It may be an individual, a group, an organization, or a country that funds and advocates terrorism. Terrorism must use misappropriated violence or the threat of violence against the civilian populace to alarm or intimidate a government. The Unites States Department of Defense further defines terrorism as, "...violence against persons or property to intimidate or coerce a government, the civilian population, or any segment thereof, in furtherance of political or social objectives" (Beres n.d.). The activities of FARC in recent decades have seen the graduation from a rebel army fighting a right wing government to an organization that routinely attacks civilian targets and uses violence indiscriminately. A study of the history and structure of FARC can illustrate the strategic changes an organization can go through when faced with frustration in the political arena.
FARC, commonly referred to as the Revolutionary Armed Forces of Colombia, saw its beginnings in 1948 during the period in Colombia known as La Violencia (The Violence) which lasted from 1948 until 1958 (Garcia, 2002). 'The Violence' was initiated by the assassination of the progressive liberal presidential candidate George Eliecer Gaitan, a leader who had taken up the cause of the landless peasants in Columbia. La Violencia was a ten-year struggle between liberals that demanded land reform and redistribution of property and the conservative landowners and miners. The landless peasants grouped together in self defense units located in the 'Independent Republics', pro-Communist areas in Southern Columbia. These defense units would battle against paramilitary peasants formed by the landowning elite. After 10 years of brutal fighting as many as 200,00 people were killed.

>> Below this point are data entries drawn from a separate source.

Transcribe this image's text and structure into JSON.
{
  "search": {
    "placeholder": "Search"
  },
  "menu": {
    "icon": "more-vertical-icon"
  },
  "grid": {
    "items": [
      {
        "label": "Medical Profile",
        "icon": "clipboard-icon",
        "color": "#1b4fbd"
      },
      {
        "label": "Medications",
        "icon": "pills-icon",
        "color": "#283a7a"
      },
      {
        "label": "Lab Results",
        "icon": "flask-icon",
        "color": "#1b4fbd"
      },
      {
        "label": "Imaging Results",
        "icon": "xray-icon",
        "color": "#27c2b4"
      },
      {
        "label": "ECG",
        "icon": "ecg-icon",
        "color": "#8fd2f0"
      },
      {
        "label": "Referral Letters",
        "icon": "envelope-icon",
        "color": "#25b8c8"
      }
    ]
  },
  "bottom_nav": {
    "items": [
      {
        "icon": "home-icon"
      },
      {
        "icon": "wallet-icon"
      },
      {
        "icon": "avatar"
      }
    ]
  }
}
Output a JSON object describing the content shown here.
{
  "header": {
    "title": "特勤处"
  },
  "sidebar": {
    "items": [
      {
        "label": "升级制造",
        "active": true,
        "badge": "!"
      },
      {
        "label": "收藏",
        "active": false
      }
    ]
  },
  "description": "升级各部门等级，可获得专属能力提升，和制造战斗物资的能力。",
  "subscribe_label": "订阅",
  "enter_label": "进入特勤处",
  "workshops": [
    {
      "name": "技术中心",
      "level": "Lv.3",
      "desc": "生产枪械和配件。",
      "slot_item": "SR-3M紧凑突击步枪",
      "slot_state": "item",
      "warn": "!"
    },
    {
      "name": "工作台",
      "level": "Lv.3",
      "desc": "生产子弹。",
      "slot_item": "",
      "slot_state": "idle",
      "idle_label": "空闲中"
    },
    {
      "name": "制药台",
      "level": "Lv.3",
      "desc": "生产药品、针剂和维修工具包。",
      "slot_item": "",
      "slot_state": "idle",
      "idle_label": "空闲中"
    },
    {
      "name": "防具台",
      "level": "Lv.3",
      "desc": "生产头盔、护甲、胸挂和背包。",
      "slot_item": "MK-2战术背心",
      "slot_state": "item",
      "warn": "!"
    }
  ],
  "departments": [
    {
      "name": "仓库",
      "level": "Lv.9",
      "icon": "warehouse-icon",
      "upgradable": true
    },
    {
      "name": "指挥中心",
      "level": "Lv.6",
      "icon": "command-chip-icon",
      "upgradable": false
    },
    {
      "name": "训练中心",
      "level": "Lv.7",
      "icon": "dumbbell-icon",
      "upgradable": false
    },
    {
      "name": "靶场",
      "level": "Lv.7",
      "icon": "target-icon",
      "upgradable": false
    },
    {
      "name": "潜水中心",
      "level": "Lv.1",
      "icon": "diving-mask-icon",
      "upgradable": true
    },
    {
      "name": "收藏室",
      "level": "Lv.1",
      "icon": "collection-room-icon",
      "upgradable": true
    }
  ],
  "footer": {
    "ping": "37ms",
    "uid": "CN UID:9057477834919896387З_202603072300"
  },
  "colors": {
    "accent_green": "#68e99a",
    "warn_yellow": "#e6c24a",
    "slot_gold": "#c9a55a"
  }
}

'The Violence' ended in 1958 when liberal and conservative forces agreed to an end to hostilities and agreed to a power sharing form of government. That same year, Richard Poole of the US State Department first recognized the existence of FARC. In a foreign service dispatch dated June 12 Poole writes, "CAS [CIA Covert Action Staff] here reported the formation of the Fuerzas Armadas Revolucionarias de Colombia (FARC) a guerrilla organization with Communist ties [...] It is obvious that the Communists hope to gain control of the organized guerrilla movement and have penetrated some units" (1958, p.4). In 1964, an estimated 16,000 soldiers of the new government's army attacked the "Independent Republics" by land and by air. According to Garcia (2002) "...most of the camps had already been abandoned and the guerrilla members had taken refuge in the mountains of southern Colombia". In 1964 FARC was formally established as the military wing of the Colombian Communist Party. Based on Marxist ideology, it has remained under the leadership of Pedro Antonio Marin, a.k.a. Manuel Marulanda. According to the Memorial Institute for the Prevention of Terrorism, "A significant portion of the FARC's leadership, including FARC chief Manuel Marulanda, have been part of the organization since its founding and are presumably still dedicated to its Marxist ideology" (MIPT Terrorism, 2007). Though 'The Violence' officially ended in 1958, FARC has continued an armed struggle that has often been violent and aimed at civilian targets that have terrorist value such as kidnappings,